    Cellular composition of ELNs. By IHC, the cellular makeup of ELNs resembles secondary or tertiary lymphoid structures. (A) CD3+ T cells are mainly located in the parafollicular cortex, with a similar distribution for CD4+ (B) and CD8+ cells (C). CD20+ B cells (D) and CD21+ dendritic cells (E) tend to concentrate in the center of the follicle, where the proliferative activity appears more marked (F). CD27+ memory T cells (G) are localized at the boundary with the T cell zone, with some dispersion into the follicle. Only sporadic FOXP3+ regulatory T cells can be found in the context of lymphoid aggregate (H), while PD-1+ lymphocytes (I) appear to be dispersed throughout the ELN. Magnification: 100×.

  • View in gallery

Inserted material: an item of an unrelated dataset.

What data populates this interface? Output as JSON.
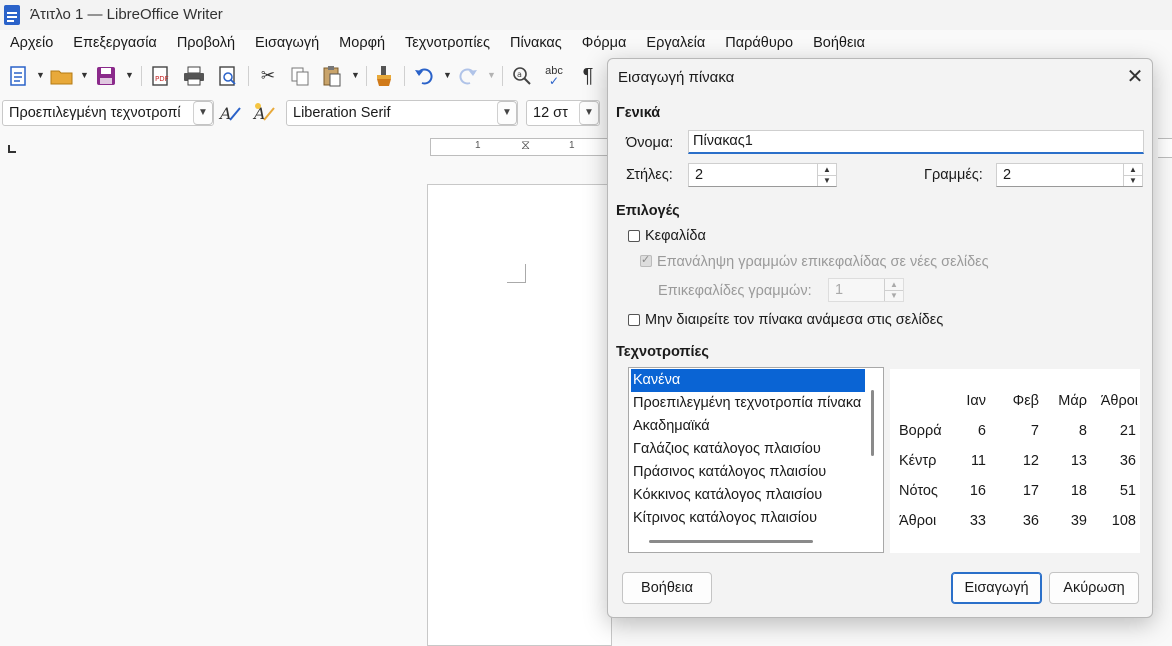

    Immune microenvironment and PD-L1 regulation in SB NETs. After tumor initiation (A), SB NETs are infiltrated by inflammatory cells that produce pro-inflammatory cytokines, thus stimulating the expression of PD-L1 on tumor cells (B). As result of the interaction between PD-L1 on the membrane of tumor cells and PD-1 on the surface of T lymphocytes, cross-primed CD8+ T cells become exhausted and lack their cytotoxic capability, leading to tumor immune escape (C). A full color version of this figure is available at https://doi.org/10.1530/ERC-18-0189.

Index Card

PubMed

Google Scholar

Related Articles

Altmetrics

Metrics

All Time Past Year Past 30 Days
Abstract Views 0 0 0
Full Text Views 186 186 186
PDF Downloads 41 41 41